In my last article, I discussed why I shorted Boeing (NYSE:BA), a very short-term trade -- I read Fedex (NYSE:FDX) was pushing off their orders. While that was a near-term trade (definitely not a long term one) because investors were only focused on U.S. aircraft demand at the time, this does illustrate one example of many where those companies with large backlogs can be vulnerable to cancellations.

Not all companies are vulnerable though. Getting back to Boeing, while the commercial U.S. demand may slow, the company will continue to have strong demand for aircraft internationally, in the defense sector, in their parts and maintenance businesses, and so forth. Over the long term, BA is a good buy at the right price. Please keep that in mind as the valuation becomes more attractive here. I have a similar recommendation for Jacobs Engineering (NYSE:JEC). The company has plenty of exposure to the infrastructure and energy sectors. I don't see a lot of cancellations heading their way.

2. Those with high leverage are in trouble.

Companies like Smurfit-Stone (NYSE:SSCC) are highly levered and pricing is unlikely to improve in the container (cardboard box) business. Bowater (BOW) is experiencing a secular decline in their newsprint division (which makes up the majority of their revenues). Where you see high fixed costs and high leverage, consider putting on shorts for the longer term.

3. Gold is still hot.

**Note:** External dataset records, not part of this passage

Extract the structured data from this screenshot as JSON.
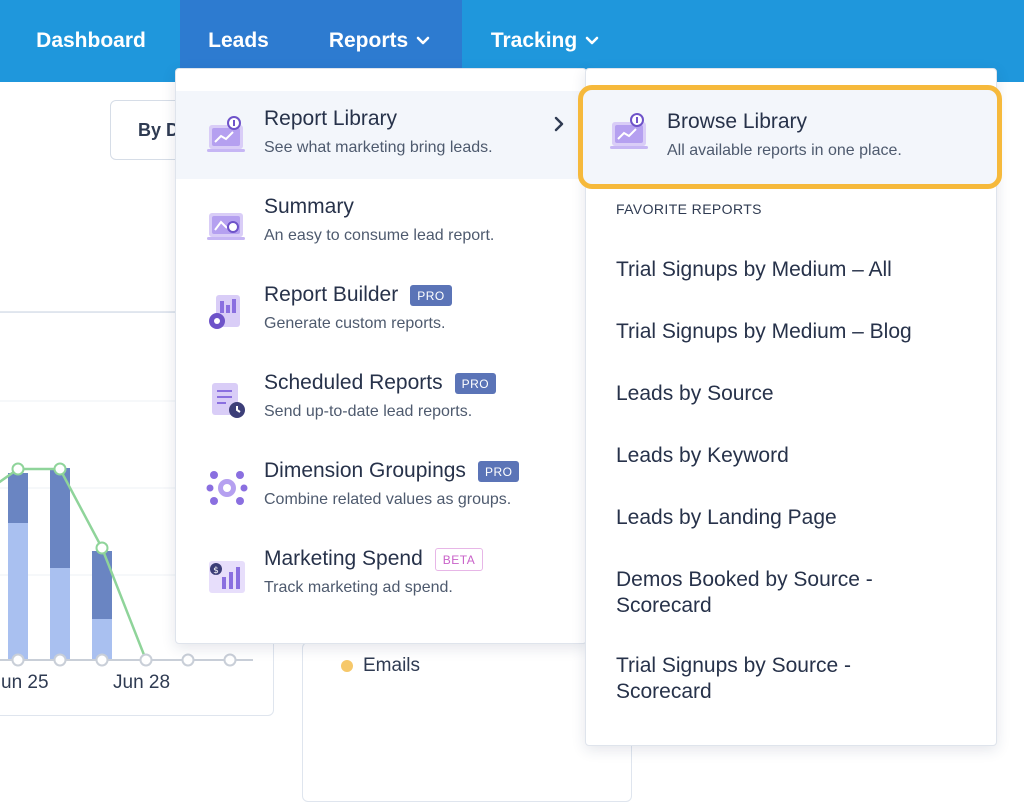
{
  "nav": {
    "dashboard": "Dashboard",
    "leads": "Leads",
    "reports": "Reports",
    "tracking": "Tracking"
  },
  "background": {
    "filter_button": "By D",
    "x_ticks": [
      "un 25",
      "Jun 28"
    ],
    "legend": {
      "label": "Emails",
      "color": "#f6c86a"
    }
  },
  "colors": {
    "nav_bg": "#1f97dc",
    "nav_active": "#2d7bd0",
    "highlight": "#f6b93b",
    "pro_badge": "#5b74b7",
    "beta_badge": "#c962c9"
  },
  "menu": {
    "items": [
      {
        "title": "Report Library",
        "desc": "See what marketing bring leads.",
        "icon": "report-library-icon",
        "badge": ""
      },
      {
        "title": "Summary",
        "desc": "An easy to consume lead report.",
        "icon": "summary-icon",
        "badge": ""
      },
      {
        "title": "Report Builder",
        "desc": "Generate custom reports.",
        "icon": "report-builder-icon",
        "badge": "PRO"
      },
      {
        "title": "Scheduled Reports",
        "desc": "Send up-to-date lead reports.",
        "icon": "scheduled-reports-icon",
        "badge": "PRO"
      },
      {
        "title": "Dimension Groupings",
        "desc": "Combine related values as groups.",
        "icon": "dimension-groupings-icon",
        "badge": "PRO"
      },
      {
        "title": "Marketing Spend",
        "desc": "Track marketing ad spend.",
        "icon": "marketing-spend-icon",
        "badge": "BETA"
      }
    ]
  },
  "submenu": {
    "browse": {
      "title": "Browse Library",
      "desc": "All available reports in one place."
    },
    "favorites_heading": "FAVORITE REPORTS",
    "favorites": [
      "Trial Signups by Medium – All",
      "Trial Signups by Medium – Blog",
      "Leads by Source",
      "Leads by Keyword",
      "Leads by Landing Page",
      "Demos Booked by Source - Scorecard",
      "Trial Signups by Source - Scorecard"
    ]
  }
}
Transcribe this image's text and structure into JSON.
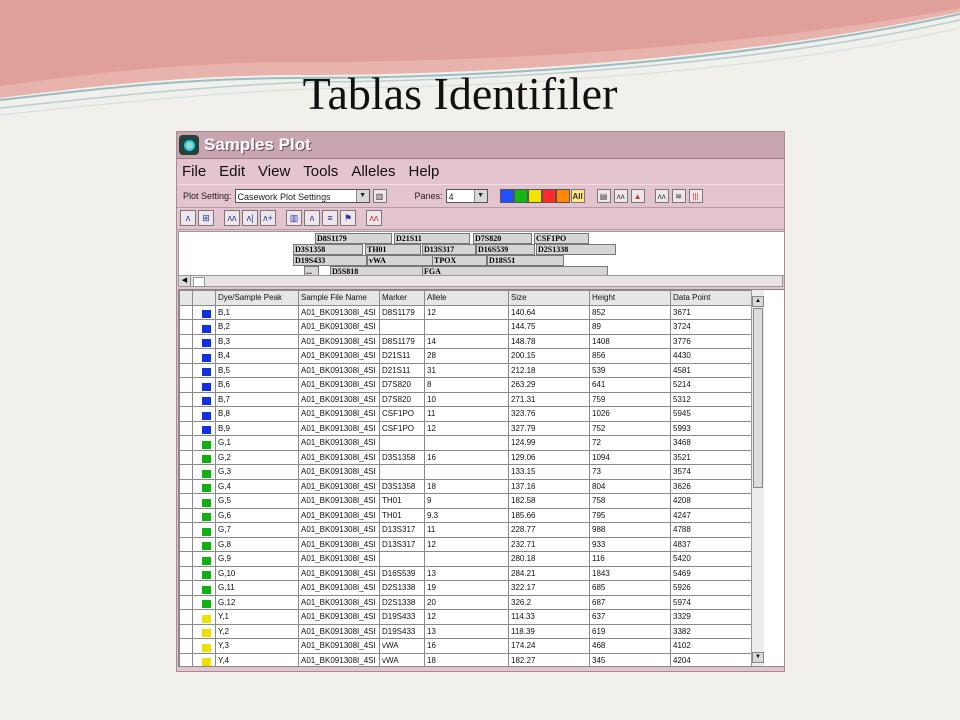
{
  "slide": {
    "title": "Tablas Identifiler"
  },
  "window": {
    "title": "Samples Plot"
  },
  "menu": [
    "File",
    "Edit",
    "View",
    "Tools",
    "Alleles",
    "Help"
  ],
  "toolbar": {
    "plot_setting_label": "Plot Setting:",
    "plot_setting_value": "Casework Plot Settings",
    "panes_label": "Panes:",
    "panes_value": "4",
    "all_label": "All",
    "dye_colors": [
      "#1f4fff",
      "#14b814",
      "#f2e400",
      "#ff2a2a",
      "#ff8a00"
    ]
  },
  "markers": [
    "D8S1179",
    "D21S11",
    "D7S820",
    "CSF1PO",
    "D3S1358",
    "TH01",
    "D13S317",
    "D16S539",
    "D2S1338",
    "D19S433",
    "vWA",
    "TPOX",
    "D18S51",
    "...",
    "D5S818",
    "FGA"
  ],
  "table": {
    "headers": [
      "Dye/Sample Peak",
      "Sample File Name",
      "Marker",
      "Allele",
      "Size",
      "Height",
      "Data Point"
    ],
    "dye_colors": {
      "B": "#1130e0",
      "G": "#10b010",
      "Y": "#f0e000"
    },
    "rows": [
      {
        "dye": "B",
        "peak": "B,1",
        "file": "A01_BK091308I_4SI",
        "marker": "D8S1179",
        "allele": "12",
        "size": "140.64",
        "height": "852",
        "point": "3671"
      },
      {
        "dye": "B",
        "peak": "B,2",
        "file": "A01_BK091308I_4SI",
        "marker": "",
        "allele": "",
        "size": "144.75",
        "height": "89",
        "point": "3724"
      },
      {
        "dye": "B",
        "peak": "B,3",
        "file": "A01_BK091308I_4SI",
        "marker": "D8S1179",
        "allele": "14",
        "size": "148.78",
        "height": "1408",
        "point": "3776"
      },
      {
        "dye": "B",
        "peak": "B,4",
        "file": "A01_BK091308I_4SI",
        "marker": "D21S11",
        "allele": "28",
        "size": "200.15",
        "height": "856",
        "point": "4430"
      },
      {
        "dye": "B",
        "peak": "B,5",
        "file": "A01_BK091308I_4SI",
        "marker": "D21S11",
        "allele": "31",
        "size": "212.18",
        "height": "539",
        "point": "4581"
      },
      {
        "dye": "B",
        "peak": "B,6",
        "file": "A01_BK091308I_4SI",
        "marker": "D7S820",
        "allele": "8",
        "size": "263.29",
        "height": "641",
        "point": "5214"
      },
      {
        "dye": "B",
        "peak": "B,7",
        "file": "A01_BK091308I_4SI",
        "marker": "D7S820",
        "allele": "10",
        "size": "271.31",
        "height": "759",
        "point": "5312"
      },
      {
        "dye": "B",
        "peak": "B,8",
        "file": "A01_BK091308I_4SI",
        "marker": "CSF1PO",
        "allele": "11",
        "size": "323.76",
        "height": "1026",
        "point": "5945"
      },
      {
        "dye": "B",
        "peak": "B,9",
        "file": "A01_BK091308I_4SI",
        "marker": "CSF1PO",
        "allele": "12",
        "size": "327.79",
        "height": "752",
        "point": "5993"
      },
      {
        "dye": "G",
        "peak": "G,1",
        "file": "A01_BK091308I_4SI",
        "marker": "",
        "allele": "",
        "size": "124.99",
        "height": "72",
        "point": "3468"
      },
      {
        "dye": "G",
        "peak": "G,2",
        "file": "A01_BK091308I_4SI",
        "marker": "D3S1358",
        "allele": "16",
        "size": "129.06",
        "height": "1094",
        "point": "3521"
      },
      {
        "dye": "G",
        "peak": "G,3",
        "file": "A01_BK091308I_4SI",
        "marker": "",
        "allele": "",
        "size": "133.15",
        "height": "73",
        "point": "3574"
      },
      {
        "dye": "G",
        "peak": "G,4",
        "file": "A01_BK091308I_4SI",
        "marker": "D3S1358",
        "allele": "18",
        "size": "137.16",
        "height": "804",
        "point": "3626"
      },
      {
        "dye": "G",
        "peak": "G,5",
        "file": "A01_BK091308I_4SI",
        "marker": "TH01",
        "allele": "9",
        "size": "182.58",
        "height": "758",
        "point": "4208"
      },
      {
        "dye": "G",
        "peak": "G,6",
        "file": "A01_BK091308I_4SI",
        "marker": "TH01",
        "allele": "9.3",
        "size": "185.66",
        "height": "795",
        "point": "4247"
      },
      {
        "dye": "G",
        "peak": "G,7",
        "file": "A01_BK091308I_4SI",
        "marker": "D13S317",
        "allele": "11",
        "size": "228.77",
        "height": "988",
        "point": "4788"
      },
      {
        "dye": "G",
        "peak": "G,8",
        "file": "A01_BK091308I_4SI",
        "marker": "D13S317",
        "allele": "12",
        "size": "232.71",
        "height": "933",
        "point": "4837"
      },
      {
        "dye": "G",
        "peak": "G,9",
        "file": "A01_BK091308I_4SI",
        "marker": "",
        "allele": "",
        "size": "280.18",
        "height": "116",
        "point": "5420"
      },
      {
        "dye": "G",
        "peak": "G,10",
        "file": "A01_BK091308I_4SI",
        "marker": "D16S539",
        "allele": "13",
        "size": "284.21",
        "height": "1843",
        "point": "5469"
      },
      {
        "dye": "G",
        "peak": "G,11",
        "file": "A01_BK091308I_4SI",
        "marker": "D2S1338",
        "allele": "19",
        "size": "322.17",
        "height": "685",
        "point": "5926"
      },
      {
        "dye": "G",
        "peak": "G,12",
        "file": "A01_BK091308I_4SI",
        "marker": "D2S1338",
        "allele": "20",
        "size": "326.2",
        "height": "687",
        "point": "5974"
      },
      {
        "dye": "Y",
        "peak": "Y,1",
        "file": "A01_BK091308I_4SI",
        "marker": "D19S433",
        "allele": "12",
        "size": "114.33",
        "height": "637",
        "point": "3329"
      },
      {
        "dye": "Y",
        "peak": "Y,2",
        "file": "A01_BK091308I_4SI",
        "marker": "D19S433",
        "allele": "13",
        "size": "118.39",
        "height": "619",
        "point": "3382"
      },
      {
        "dye": "Y",
        "peak": "Y,3",
        "file": "A01_BK091308I_4SI",
        "marker": "vWA",
        "allele": "16",
        "size": "174.24",
        "height": "468",
        "point": "4102"
      },
      {
        "dye": "Y",
        "peak": "Y,4",
        "file": "A01_BK091308I_4SI",
        "marker": "vWA",
        "allele": "18",
        "size": "182.27",
        "height": "345",
        "point": "4204"
      }
    ]
  }
}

I can think of no better way to discuss gold than to refer to to Thomas Tan's articles. He does a great job and like him, I am very bullish. For some companies, gold production is expanding and cash flow will, too. Please refer to my article ($$) on Buenaventura (NYSE:BVN). I continue to hold this stock.

4. Short true commodities: Steel

While raw materials such as copper, gold and iron ore are fixed in the short run, steel can be made at any time and supply is outstripping demand at this point. The fixed costs are so high for many of these companies that they must continue to produce steel and prices will suffer. My recommendation is to short companies with the smallest supply (who cannot compete with the giants when times get tougher). That's why I'm short Steel Dynamics (NASDAQ:STLD). And I may not stop there.